The new collection will include all five 2000-Year-Old Man comedy albums released by Reiner and Brooks on three CDs, plus a bonus DVD that includes a new interview with the duo discussing the history of the routine, the 1975 animated 2000-Year-Old Man TV special, and vintage clips of the two appearing on “The Ed Sullivan Show” and “The New Steve Allen Show.”
The 2000 Year Old Man: The Complete History also includes extensive liner notes, rare photos and tributes from some of the biggest names in comedy.
Just wondering, since it’s the 50th anniversary, wouldn’t he be the 2050-Year-Old Man by now?
Disney’s Lost: The Complete Fifth Season Blu-ray set (due Dec. 8) will offer “Lost University” via BD Live. “Lost University” is an immersive bonus experience that gives viewers an interactive insight into the world of “Lost.”
Viewers will be able to join “Lost” executive producers Carlton Cuse, Damon Lindelof, cast members and a panel of experts for an array of courses delving into the themes and storylines explored on the show.
“Lost University” will be accessible through several portals, starting now with www.lostuniversity.org, where fans can enroll starting Sept. 22 (they even have a cute little logo with a polar bear). The “main campus” goes live Dec. 8, with the release of the fifth season.
Courses include Introductory Physics of Time Travel, History, Family Psychology, The Languages of “Lost,” Jungle Survival Basics, Deciphering Hieroglyphics, Art of “Lost” Seminar, Philosophy 101 and all things “Lost.”
The classes should get hardcore fans up to speed in time for the final season of the show, which starts in January 2010.
In other "Lost" news, Universal Studios Home Entertainment will release Land of the Lost, the big-screen remake starring Will Ferrell, Oct. 13 (prebook Aug. 25). The title will be available on DVD ($29.98) and Blu-ray ($39.98) and will include deleted scenes and featurettes. Director Brad Silberling told Agent DVD last month that any home video version would likely include a variety of outtakes generated by the improv antics of Ferrell.
The same day the studio will release the three individual seasons of the original 1970s series (Uni released a complete series earlier this year).
While John Hughes, who died Aug. 6 at age 59, is generally credited with inventing the teen-movie genre, it’s hard to believe he directed only eight films. All are available on DVD: 1984’s Sixteen Candles (Universal), 1985’s The Breakfast Club (Universal) and Weird Science (Universal), 1986’s Ferris Bueller's Day Off (Paramount), 1987’s Planes, Trains & Automobiles (Paramount), 1988’s She's Having a Baby (Paramount), 1989’s Uncle Buck (Universal) and 1991’s Curly Sue (Warner).

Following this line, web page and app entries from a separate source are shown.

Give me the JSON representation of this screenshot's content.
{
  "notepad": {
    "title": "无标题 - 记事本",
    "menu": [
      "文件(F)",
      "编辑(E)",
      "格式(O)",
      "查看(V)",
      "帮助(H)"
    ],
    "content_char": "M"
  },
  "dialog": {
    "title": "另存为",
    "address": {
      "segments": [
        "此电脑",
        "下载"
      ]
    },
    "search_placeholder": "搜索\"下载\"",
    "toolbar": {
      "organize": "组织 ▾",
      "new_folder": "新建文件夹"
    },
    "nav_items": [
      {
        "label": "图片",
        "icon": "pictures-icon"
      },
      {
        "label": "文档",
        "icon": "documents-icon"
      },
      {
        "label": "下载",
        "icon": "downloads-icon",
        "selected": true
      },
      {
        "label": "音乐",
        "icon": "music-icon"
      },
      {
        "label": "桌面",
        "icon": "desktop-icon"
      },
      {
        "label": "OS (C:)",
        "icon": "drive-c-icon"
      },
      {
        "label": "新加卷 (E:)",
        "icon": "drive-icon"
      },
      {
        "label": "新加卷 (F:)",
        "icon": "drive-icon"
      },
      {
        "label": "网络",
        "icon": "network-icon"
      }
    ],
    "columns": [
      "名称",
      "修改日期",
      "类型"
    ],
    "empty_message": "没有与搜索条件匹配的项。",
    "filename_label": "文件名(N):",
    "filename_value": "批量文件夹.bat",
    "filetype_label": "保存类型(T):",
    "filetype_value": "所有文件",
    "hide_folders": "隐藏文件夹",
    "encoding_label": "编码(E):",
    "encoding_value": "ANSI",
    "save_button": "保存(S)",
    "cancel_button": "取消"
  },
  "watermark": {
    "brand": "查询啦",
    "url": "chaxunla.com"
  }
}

Only a handful dealt with teenagers, but were iconic enough to cement Hughes’ reputation for the subject. This feat is parodied by Not Another Teen Movie, which is set at John Hughes High School.
Another tribute occurs in Kevin Smith’s Dogma, which features Jay and Silent Bob hanging out in Illinois after attempting to relocate from New Jersey to Shermer, Ill., only to discover that Shermer is a fake city made up by Hughes to serve as the setting for most of his movies.
Hughes also wrote, among other films, 1983’s Mr. Mom (MGM), 1986’s Pretty in Pink (Paramount), 1990’s Home Alone (Fox) and 1992’s Beethoven (Universal), not to mention the first three “Vacation” movies (an Ultimate Collector’s Edition of Christmas Vacation will be released Nov. 3 from Warner)